Derrick Rose Backtracks From PED Comments

MAY 22: Derrick Rose(notes) #1 of the Chicago Bulls looks on against the Miami Heat in Game Three of the Eastern Conference Finals during the 2011 NBA Playoffs on May 22, 2011 at American Airlines Arena in Miami, Florida. (Photo by Mike Ehrmann/Getty Images)Derrick Rose was about open more eyes with one comment than he did with his entire MVP season’s worth of play.  

When ESPN asked this question for its May 16th issue of ESPN The Magazine:

“If 1 equals ‘What are PEDs (Performance Enhancing Drugs)’? and 10 equals ‘Everybody’s Juicing’ … How big of an issue is illegal enhancing in your sport?”

He answered:

“Seven. It’s huge, and I think we need a level playing field, where nobody has that advantage over the next person.”

I can only imagine what the editors thought when they read “Seven, It’s huge.”  Suddenly, they probably felt like Rose was matter-of-factly pulling the veil and making a grand accusation that was going to taint the sport like steroids did baseball.  


“Regarding the quote attributed to me in ESPN The Magazine, I do not recall making the statement nor do I recall the question being asked,” Rose said Sunday in a statement released by the Bulls. “If that was my response to any question, I clearly misunderstood what was asked of me. But, let me be clear, I do not believe there is a performance enhancing drug problem in the NBA.””

Once the issue was brought up (a week after they were published, by the way) Derrick Rose backtracked so fast he’d leave John Wall in the dust. And the explanation makes sense.

Bulls spokesman Tim Hallam told that Rose told him he would “never say anything like that.” Sources said Rose may have thought he was being asked how important it was for sports to be PED-free. A person close to Rose told the Chicago Tribune Sunday that Rose believed he was being asked, “How big of a problem would it be if steroid use were rampant in the NBA?”

Skeptics will point to the sculpted bodies of most NBA players today and wonder if Rose is just protecting himself and the league.  You don’t have to go back too far to see that weight training is a relatively recent trend.  The guys out there in the 70’s and 80’s weren’t living in weight rooms in the off-season.  A guy like Karl Malone was an anomaly for being ripped.  But now most guys have “Men’s Health cover” worthy bodies.  

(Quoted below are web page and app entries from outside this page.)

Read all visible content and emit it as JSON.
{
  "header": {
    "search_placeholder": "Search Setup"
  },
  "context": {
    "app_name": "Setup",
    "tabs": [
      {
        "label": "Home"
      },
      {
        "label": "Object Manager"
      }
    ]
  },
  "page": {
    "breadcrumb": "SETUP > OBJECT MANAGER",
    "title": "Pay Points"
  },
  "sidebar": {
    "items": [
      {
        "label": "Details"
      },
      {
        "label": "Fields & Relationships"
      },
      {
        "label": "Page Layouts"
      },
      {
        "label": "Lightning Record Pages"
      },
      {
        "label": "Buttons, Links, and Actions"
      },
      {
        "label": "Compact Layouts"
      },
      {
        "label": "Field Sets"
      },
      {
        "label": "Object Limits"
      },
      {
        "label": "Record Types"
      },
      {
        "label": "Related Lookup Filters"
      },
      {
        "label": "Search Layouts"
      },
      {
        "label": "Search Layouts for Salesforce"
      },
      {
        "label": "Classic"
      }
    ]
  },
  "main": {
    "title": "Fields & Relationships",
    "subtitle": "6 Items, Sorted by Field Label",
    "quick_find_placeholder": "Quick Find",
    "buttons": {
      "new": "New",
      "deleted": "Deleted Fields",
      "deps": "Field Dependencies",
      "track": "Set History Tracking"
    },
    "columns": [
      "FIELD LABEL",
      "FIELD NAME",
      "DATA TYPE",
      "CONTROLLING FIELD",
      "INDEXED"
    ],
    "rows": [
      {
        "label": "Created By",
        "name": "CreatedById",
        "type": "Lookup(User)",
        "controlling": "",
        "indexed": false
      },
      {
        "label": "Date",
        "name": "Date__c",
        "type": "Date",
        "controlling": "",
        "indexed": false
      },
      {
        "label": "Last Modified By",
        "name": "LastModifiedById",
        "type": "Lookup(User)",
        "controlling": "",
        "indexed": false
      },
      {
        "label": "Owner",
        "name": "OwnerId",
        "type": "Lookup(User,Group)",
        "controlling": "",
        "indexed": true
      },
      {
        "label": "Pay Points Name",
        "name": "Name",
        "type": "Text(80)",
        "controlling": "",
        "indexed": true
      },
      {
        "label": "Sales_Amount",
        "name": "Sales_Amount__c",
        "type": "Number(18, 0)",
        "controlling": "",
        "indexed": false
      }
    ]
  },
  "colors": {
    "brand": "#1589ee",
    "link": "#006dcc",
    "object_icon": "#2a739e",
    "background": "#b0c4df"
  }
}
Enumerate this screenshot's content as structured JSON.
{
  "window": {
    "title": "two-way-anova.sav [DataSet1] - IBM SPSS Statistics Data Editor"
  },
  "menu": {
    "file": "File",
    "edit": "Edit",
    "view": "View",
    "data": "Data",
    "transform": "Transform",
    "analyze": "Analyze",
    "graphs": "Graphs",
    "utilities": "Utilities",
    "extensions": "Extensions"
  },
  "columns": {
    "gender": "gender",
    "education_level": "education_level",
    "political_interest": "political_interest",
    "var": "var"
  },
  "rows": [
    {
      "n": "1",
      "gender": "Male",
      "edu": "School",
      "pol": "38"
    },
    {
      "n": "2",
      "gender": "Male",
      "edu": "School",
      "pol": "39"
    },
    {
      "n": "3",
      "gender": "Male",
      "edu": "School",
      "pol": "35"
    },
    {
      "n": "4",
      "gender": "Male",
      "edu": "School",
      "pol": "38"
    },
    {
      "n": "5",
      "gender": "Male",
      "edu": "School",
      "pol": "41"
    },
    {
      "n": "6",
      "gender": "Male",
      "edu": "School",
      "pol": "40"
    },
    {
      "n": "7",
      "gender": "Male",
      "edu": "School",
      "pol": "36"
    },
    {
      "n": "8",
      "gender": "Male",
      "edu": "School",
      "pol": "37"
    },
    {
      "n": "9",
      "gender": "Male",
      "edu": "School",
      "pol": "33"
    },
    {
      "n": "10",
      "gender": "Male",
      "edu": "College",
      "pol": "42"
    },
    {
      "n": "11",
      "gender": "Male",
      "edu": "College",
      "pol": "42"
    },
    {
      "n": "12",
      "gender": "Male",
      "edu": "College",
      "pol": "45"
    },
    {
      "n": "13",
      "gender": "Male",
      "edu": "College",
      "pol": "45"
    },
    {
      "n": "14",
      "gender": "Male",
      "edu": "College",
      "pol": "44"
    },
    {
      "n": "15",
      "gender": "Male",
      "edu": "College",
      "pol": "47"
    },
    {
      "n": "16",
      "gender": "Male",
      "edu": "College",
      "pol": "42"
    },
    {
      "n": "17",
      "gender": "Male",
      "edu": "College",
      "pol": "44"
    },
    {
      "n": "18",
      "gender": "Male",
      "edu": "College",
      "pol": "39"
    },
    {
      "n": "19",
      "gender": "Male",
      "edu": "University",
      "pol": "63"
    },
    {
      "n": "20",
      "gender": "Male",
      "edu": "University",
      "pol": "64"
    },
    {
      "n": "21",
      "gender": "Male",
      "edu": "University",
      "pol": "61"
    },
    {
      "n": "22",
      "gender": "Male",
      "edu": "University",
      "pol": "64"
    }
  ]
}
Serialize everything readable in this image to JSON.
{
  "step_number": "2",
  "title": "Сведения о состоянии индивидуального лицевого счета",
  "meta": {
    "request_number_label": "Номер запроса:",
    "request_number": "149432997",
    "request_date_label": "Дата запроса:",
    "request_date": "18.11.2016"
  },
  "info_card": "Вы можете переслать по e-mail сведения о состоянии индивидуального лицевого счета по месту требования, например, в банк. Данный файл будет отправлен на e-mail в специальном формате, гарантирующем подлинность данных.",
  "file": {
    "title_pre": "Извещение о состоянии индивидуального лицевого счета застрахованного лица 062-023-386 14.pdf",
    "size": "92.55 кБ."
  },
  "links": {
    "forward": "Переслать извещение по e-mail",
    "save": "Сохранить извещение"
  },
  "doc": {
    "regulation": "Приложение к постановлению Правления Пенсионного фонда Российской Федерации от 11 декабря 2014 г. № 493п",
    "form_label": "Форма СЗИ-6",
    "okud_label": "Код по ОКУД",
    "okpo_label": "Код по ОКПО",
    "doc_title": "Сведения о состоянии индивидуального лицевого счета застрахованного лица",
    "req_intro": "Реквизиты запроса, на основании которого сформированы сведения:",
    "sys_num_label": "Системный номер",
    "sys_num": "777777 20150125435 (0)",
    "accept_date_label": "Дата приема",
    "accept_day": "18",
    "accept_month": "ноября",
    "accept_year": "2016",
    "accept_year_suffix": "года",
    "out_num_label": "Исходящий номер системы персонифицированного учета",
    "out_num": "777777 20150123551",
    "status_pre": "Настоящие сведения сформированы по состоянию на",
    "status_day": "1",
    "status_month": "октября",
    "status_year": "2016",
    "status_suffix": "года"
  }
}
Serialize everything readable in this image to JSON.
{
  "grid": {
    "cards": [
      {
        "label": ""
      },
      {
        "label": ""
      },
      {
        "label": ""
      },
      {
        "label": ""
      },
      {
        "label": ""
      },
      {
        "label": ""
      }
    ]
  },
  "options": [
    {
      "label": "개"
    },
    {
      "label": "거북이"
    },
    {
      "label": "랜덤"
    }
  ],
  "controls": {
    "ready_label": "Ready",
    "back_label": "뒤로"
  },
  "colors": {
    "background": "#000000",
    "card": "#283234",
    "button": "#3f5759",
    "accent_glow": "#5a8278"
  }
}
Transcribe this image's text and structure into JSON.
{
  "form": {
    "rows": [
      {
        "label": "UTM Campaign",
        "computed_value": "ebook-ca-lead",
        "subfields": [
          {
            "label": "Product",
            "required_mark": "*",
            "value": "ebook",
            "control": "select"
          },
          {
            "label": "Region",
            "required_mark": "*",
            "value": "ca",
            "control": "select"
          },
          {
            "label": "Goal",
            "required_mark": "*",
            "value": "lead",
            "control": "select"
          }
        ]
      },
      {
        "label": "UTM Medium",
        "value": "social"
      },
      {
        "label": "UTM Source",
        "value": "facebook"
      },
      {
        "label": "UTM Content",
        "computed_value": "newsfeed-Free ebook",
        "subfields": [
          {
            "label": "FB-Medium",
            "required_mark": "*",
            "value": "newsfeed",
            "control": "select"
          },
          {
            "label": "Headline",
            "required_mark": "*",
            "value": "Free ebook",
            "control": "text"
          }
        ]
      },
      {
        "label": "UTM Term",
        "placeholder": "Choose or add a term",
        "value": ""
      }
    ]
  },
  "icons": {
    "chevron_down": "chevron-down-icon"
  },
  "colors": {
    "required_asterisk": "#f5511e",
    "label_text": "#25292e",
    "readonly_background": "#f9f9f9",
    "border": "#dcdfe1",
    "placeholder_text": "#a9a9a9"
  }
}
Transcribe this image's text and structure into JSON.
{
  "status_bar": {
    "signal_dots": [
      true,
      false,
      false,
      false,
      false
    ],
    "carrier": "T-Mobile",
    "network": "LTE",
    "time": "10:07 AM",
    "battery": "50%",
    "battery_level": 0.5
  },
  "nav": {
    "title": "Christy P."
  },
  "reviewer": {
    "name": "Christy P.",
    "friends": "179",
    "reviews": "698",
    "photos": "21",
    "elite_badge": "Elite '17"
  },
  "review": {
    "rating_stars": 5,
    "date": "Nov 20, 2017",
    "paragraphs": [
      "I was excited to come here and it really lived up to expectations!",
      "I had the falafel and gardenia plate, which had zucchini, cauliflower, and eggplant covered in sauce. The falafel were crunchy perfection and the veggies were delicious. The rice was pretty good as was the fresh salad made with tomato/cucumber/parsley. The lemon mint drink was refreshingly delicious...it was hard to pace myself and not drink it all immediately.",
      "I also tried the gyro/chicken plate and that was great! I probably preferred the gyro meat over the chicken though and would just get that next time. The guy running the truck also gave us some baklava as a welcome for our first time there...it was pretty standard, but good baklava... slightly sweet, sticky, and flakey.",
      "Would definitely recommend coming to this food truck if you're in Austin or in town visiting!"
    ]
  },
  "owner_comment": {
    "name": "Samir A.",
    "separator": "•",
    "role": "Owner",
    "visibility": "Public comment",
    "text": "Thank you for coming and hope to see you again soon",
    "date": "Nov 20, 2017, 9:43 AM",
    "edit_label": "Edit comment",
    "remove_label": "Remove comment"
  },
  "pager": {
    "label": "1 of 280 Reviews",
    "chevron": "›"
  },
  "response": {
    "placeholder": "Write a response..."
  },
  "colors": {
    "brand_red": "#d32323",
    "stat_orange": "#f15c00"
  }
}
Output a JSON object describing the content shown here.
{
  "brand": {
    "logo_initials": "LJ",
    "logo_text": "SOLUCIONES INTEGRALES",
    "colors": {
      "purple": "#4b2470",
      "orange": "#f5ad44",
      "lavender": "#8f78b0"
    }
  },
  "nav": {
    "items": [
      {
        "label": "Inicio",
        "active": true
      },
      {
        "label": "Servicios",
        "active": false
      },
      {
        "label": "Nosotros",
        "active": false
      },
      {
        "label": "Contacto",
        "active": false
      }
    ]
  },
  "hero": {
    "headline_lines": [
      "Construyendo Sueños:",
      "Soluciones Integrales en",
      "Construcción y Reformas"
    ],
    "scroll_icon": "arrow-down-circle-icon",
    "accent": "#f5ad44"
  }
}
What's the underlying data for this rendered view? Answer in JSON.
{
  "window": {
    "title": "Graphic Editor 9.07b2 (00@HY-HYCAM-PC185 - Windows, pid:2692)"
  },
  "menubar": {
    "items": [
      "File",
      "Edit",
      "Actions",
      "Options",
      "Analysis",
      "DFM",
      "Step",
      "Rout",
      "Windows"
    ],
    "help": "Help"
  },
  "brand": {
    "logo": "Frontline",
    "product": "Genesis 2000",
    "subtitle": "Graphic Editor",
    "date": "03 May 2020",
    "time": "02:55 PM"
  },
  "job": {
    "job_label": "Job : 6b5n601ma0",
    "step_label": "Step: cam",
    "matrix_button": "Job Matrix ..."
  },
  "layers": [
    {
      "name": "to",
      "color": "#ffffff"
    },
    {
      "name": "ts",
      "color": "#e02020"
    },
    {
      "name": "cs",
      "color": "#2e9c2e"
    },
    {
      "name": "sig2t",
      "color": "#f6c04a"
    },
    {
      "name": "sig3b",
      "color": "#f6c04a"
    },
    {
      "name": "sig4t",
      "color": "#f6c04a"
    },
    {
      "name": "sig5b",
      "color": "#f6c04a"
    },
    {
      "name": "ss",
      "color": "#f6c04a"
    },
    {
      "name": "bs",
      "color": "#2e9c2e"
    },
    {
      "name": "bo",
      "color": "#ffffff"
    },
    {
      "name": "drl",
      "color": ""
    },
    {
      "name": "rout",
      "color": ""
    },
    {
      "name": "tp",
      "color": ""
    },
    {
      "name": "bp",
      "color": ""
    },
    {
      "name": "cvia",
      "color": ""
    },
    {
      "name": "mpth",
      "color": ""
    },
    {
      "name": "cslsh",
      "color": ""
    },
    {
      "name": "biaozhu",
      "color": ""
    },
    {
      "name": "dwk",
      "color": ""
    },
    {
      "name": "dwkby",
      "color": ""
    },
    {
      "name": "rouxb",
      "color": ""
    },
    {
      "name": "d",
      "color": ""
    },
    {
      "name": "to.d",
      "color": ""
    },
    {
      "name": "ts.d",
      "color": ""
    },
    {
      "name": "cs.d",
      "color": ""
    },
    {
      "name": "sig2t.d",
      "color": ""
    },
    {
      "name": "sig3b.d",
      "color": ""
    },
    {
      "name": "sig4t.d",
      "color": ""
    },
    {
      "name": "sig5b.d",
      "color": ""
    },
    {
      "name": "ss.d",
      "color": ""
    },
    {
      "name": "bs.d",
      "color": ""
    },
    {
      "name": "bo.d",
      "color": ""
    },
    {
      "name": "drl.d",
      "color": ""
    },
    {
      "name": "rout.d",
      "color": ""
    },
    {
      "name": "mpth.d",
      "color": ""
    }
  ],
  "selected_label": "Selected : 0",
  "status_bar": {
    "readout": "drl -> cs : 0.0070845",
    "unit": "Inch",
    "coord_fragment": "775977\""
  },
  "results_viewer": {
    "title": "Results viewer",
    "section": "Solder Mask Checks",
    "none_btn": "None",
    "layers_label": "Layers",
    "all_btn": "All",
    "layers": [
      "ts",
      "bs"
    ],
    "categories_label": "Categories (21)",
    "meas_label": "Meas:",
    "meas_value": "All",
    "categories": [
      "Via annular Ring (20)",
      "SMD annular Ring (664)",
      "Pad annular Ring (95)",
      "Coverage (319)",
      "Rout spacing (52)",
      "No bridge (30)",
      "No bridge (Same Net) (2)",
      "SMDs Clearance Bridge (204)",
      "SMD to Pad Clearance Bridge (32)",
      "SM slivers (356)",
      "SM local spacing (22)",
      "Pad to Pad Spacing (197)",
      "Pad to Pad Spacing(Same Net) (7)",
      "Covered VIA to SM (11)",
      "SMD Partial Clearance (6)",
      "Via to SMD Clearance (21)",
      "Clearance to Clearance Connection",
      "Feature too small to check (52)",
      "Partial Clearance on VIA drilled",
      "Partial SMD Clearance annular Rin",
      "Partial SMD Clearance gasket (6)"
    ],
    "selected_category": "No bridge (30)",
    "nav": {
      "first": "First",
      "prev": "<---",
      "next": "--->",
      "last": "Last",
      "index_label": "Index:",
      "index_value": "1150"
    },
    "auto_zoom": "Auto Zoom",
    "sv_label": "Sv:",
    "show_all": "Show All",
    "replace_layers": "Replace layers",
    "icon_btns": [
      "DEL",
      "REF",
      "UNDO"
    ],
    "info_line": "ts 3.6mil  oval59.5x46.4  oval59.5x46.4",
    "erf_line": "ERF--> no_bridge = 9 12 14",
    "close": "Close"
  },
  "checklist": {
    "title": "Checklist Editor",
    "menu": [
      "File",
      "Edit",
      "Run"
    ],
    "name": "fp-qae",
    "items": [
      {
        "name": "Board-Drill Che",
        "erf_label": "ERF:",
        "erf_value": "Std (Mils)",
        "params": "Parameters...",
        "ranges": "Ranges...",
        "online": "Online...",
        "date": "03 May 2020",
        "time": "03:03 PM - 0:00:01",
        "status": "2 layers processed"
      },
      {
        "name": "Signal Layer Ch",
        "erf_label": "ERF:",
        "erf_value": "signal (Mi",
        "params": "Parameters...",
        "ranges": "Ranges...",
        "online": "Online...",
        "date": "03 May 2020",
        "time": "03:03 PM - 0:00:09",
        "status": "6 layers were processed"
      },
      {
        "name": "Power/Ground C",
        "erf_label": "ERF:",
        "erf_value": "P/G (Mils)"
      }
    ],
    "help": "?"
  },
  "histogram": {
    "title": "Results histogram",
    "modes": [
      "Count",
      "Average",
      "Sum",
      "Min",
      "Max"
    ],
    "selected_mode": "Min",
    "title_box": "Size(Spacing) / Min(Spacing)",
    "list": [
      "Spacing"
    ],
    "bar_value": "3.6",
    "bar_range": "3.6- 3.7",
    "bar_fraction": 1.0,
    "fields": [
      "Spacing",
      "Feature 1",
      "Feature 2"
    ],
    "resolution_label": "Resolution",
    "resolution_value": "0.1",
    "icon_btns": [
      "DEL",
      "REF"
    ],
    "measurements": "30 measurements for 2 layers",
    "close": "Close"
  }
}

But I believe Derrick Rose’s explanation.  I believe that when he was asked how big of an issue PED’s were, he thought he was being asked how important it was to keep PED’s out of basketball and not revealing they were already there.  I’m not going to sit here and be naive, though. Athletes in every sport will try to cheat to gain an advantage.  I’m sure it’s happening in the NBA. Someone is taking something that’s banned and benefiting from it.  OR… someone is taking something that’s not banned yet but will be soon enough.  There’s not a single sport that’s completely drug-free simply because that’s human nature.  Some people cheat.

The lesson here, though, is not the need to put the league under a drug testing microscope (though each league should always be updating its policies as needed).  The lesson here is to really pay attention to questions being asked.  And if you’re not sure, ask what they mean.  Because Derrick Rose almost started a firestorm by accident.  


ESPN stands behind it story

Photo by Mike Ehrmann/Getty Images